Word for word, retype the records below.

**Supplied data:**
= = = =
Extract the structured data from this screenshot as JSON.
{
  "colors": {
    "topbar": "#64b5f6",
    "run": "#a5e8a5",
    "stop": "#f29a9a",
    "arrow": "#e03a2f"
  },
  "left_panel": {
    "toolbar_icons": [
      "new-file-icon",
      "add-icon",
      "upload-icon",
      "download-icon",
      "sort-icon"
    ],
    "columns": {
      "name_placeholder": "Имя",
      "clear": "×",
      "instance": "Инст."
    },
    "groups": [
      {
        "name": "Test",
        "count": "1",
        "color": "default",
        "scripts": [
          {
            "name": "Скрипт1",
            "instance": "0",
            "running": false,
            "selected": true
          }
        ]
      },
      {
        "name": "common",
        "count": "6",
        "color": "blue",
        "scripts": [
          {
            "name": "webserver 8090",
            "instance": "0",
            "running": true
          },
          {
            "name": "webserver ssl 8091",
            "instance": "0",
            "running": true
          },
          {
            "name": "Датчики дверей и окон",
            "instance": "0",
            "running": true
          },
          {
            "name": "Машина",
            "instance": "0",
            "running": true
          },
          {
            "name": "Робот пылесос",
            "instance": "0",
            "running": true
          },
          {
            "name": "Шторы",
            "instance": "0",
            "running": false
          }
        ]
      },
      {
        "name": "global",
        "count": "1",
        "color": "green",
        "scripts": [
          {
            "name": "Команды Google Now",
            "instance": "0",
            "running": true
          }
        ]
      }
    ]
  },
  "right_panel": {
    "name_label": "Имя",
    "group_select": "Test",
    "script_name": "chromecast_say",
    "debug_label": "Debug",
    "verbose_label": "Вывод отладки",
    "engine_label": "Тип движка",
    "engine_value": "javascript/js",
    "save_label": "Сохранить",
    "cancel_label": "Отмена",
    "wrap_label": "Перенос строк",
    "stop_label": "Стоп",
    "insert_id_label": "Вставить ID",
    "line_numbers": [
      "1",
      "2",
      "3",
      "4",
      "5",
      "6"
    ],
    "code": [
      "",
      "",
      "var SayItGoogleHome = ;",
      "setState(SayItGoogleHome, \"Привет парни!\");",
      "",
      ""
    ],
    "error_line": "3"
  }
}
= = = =
**Reply to the task:**
Extract the structured data from this screenshot as JSON.
{
  "colors": {
    "topbar": "#64b5f6",
    "run": "#a5e8a5",
    "stop": "#f29a9a",
    "arrow": "#e03a2f"
  },
  "left_panel": {
    "toolbar_icons": [
      "new-file-icon",
      "add-icon",
      "upload-icon",
      "download-icon",
      "sort-icon"
    ],
    "columns": {
      "name_placeholder": "Имя",
      "clear": "×",
      "instance": "Инст."
    },
    "groups": [
      {
        "name": "Test",
        "count": "1",
        "color": "default",
        "scripts": [
          {
            "name": "Скрипт1",
            "instance": "0",
            "running": false,
            "selected": true
          }
        ]
      },
      {
        "name": "common",
        "count": "6",
        "color": "blue",
        "scripts": [
          {
            "name": "webserver 8090",
            "instance": "0",
            "running": true
          },
          {
            "name": "webserver ssl 8091",
            "instance": "0",
            "running": true
          },
          {
            "name": "Датчики дверей и окон",
            "instance": "0",
            "running": true
          },
          {
            "name": "Машина",
            "instance": "0",
            "running": true
          },
          {
            "name": "Робот пылесос",
            "instance": "0",
            "running": true
          },
          {
            "name": "Шторы",
            "instance": "0",
            "running": false
          }
        ]
      },
      {
        "name": "global",
        "count": "1",
        "color": "green",
        "scripts": [
          {
            "name": "Команды Google Now",
            "instance": "0",
            "running": true
          }
        ]
      }
    ]
  },
  "right_panel": {
    "name_label": "Имя",
    "group_select": "Test",
    "script_name": "chromecast_say",
    "debug_label": "Debug",
    "verbose_label": "Вывод отладки",
    "engine_label": "Тип движка",
    "engine_value": "javascript/js",
    "save_label": "Сохранить",
    "cancel_label": "Отмена",
    "wrap_label": "Перенос строк",
    "stop_label": "Стоп",
    "insert_id_label": "Вставить ID",
    "line_numbers": [
      "1",
      "2",
      "3",
      "4",
      "5",
      "6"
    ],
    "code": [
      "",
      "",
      "var SayItGoogleHome = ;",
      "setState(SayItGoogleHome, \"Привет парни!\");",
      "",
      ""
    ],
    "error_line": "3"
  }
}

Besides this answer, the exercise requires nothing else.